The average office worker across the UK spends the equivalent of 208 hours per year in meetings. But, when it comes to finding out how productive some of these meetings actually are, a new survey reveals environments and different personalities can have a significant impact on performance output levels.
The ‘Meetings Psychology Study’, commissioned by Radisson Blu, aimed to discover what impact different styles of meetings have around idea generation, intellect and judgment.
According to the research, almost half of the nation (43 per cent) leave most meetings, feeling they are pointless.
Patrick Fagan, an associate lecturer in consumer behaviour at Goldsmiths University undertook the study with 25 groups of volunteers. Each group of five was placed in one of three everyday work scenarios, which included a video conference call, a standard meeting room and an ‘enhanced’ meeting room environment, the latter featuring walls to write on, bright colours to spark the brain, flexible furniture layout and amenities to help stimulate ideas.
Participants were asked to complete three activities relating to creativity, intellective and judgment tasks, and their level of engagement and mood were also monitored, as well as their claimed and actual performance.
While all participants claimed their performance would not differ across different environments and that their group’s performance would be equal, the actual data did not support this.
The results conclude that when meeting face to face in an enhanced meeting room, idea generation produces a return on investment that is 61 per cent higher than a video conference call, and 31 per cent higher than a standard meeting room.
Additionally, the biggest gripes about meetings are also highlighted in further research conducted by Radisson Blu. To support Patrick Fagan’s study, a survey of 2,000 UK adults reveals that the most annoying habits conducted by other colleagues in meetings are having a dominant person in the room that always shouts the loudest (40 per cent), and people not turning up on time (24 per cent).
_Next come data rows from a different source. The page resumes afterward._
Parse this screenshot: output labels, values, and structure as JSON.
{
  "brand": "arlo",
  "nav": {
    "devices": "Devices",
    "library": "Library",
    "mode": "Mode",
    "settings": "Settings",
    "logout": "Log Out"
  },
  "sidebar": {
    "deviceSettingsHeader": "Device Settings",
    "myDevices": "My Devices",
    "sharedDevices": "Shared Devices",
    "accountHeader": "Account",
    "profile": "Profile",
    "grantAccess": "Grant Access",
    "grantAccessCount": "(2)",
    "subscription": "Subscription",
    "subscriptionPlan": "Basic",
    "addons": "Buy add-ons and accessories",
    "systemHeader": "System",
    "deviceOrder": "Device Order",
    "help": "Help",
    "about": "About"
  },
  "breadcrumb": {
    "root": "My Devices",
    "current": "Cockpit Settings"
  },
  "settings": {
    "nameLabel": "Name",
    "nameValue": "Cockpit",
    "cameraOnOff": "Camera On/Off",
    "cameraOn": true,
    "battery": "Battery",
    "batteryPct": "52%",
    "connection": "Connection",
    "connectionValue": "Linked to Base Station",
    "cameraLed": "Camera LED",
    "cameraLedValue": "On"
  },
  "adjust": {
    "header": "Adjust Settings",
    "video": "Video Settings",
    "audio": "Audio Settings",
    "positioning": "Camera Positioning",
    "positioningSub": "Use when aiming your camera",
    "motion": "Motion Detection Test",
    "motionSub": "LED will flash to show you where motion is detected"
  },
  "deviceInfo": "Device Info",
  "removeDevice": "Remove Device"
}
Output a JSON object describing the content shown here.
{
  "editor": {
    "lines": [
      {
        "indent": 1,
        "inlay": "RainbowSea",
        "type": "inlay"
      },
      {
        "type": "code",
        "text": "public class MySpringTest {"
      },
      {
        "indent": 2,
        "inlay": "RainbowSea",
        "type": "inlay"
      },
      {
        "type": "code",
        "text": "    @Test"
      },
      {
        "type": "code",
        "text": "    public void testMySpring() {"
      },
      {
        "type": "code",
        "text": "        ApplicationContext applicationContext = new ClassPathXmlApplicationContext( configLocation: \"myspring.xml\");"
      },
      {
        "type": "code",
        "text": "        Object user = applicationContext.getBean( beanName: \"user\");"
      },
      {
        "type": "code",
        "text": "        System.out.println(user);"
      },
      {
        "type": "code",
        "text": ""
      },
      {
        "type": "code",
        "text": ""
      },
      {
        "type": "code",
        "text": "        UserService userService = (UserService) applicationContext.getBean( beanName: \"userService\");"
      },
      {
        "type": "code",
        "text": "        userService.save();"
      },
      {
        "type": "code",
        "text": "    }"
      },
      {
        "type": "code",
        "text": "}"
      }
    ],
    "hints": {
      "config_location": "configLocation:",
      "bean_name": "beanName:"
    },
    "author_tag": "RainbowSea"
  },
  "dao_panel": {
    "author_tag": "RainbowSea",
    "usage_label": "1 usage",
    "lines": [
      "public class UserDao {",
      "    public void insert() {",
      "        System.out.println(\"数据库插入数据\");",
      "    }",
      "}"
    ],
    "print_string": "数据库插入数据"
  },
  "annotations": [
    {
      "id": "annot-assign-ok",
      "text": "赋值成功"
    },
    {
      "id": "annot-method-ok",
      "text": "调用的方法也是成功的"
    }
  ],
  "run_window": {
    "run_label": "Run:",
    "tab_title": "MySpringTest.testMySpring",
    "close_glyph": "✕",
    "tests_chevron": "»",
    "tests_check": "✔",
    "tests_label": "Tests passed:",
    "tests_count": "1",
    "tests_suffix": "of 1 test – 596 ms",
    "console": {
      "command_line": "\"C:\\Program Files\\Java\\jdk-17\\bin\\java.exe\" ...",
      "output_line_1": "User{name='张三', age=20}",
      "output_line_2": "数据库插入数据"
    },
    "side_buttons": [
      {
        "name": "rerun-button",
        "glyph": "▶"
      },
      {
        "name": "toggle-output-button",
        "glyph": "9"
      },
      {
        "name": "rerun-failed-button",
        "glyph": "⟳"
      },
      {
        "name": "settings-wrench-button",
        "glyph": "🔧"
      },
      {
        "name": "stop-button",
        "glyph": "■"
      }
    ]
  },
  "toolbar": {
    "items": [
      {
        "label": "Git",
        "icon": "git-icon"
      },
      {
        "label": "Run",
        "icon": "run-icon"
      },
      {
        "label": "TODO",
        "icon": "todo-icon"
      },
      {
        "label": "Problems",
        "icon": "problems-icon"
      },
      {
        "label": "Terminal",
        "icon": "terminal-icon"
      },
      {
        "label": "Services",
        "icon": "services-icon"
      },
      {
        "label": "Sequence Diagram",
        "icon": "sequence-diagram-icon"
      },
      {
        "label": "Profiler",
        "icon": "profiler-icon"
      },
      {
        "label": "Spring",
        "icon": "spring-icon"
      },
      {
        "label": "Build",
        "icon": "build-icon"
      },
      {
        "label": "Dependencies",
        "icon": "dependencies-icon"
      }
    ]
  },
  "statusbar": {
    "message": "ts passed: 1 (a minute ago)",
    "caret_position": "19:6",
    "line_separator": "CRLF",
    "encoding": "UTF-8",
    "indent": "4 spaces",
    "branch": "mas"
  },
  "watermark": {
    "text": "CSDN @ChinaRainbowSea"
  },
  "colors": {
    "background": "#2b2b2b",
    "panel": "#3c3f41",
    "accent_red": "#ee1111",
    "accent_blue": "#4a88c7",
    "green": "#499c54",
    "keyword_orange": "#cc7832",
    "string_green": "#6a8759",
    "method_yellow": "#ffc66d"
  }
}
Furthermore, a quarter of UK office workers (25 per cent) are most annoyed by meetings running late.
When it comes to disclosing what their own worst attributes are during conference calls and colleague get-togethers, almost a quarter (23 per cent) of the nation admit to being easily distracted and bored, and a further 13 per cent admit to just making meaningless doodles instead of taking notes during conference calls.
However overall, two thirds (65 per cent) of those polled still think face-to-face meetings were more productive than conference calls.
Fagan says, ‘Workers trying to come up with answers to business problems on a conference call, are likely to be more submissive to other workers, due to an inability to judge their disposition.
‘There also appears to be a reduced ability for interpersonal interaction on a video conference call, and a more rigid, inflexible and practical state of mind. This can lead to reduced effectiveness and ultimately, a low return on investment for the meeting.’
Malcolm Rann, regional director, of Radisson Blu UK adds, ‘There has been a growth in remote working across the UK and Ireland, and with businesses having offices located in different parts of the country, video and teleconferencing has become a big part of daily life.
‘This study demonstrates that in order to be productive and most effective, there is still a genuine reason to make meetings face-to-face, but to also be aware of the different types of personalities in the room and how to handle those situations.’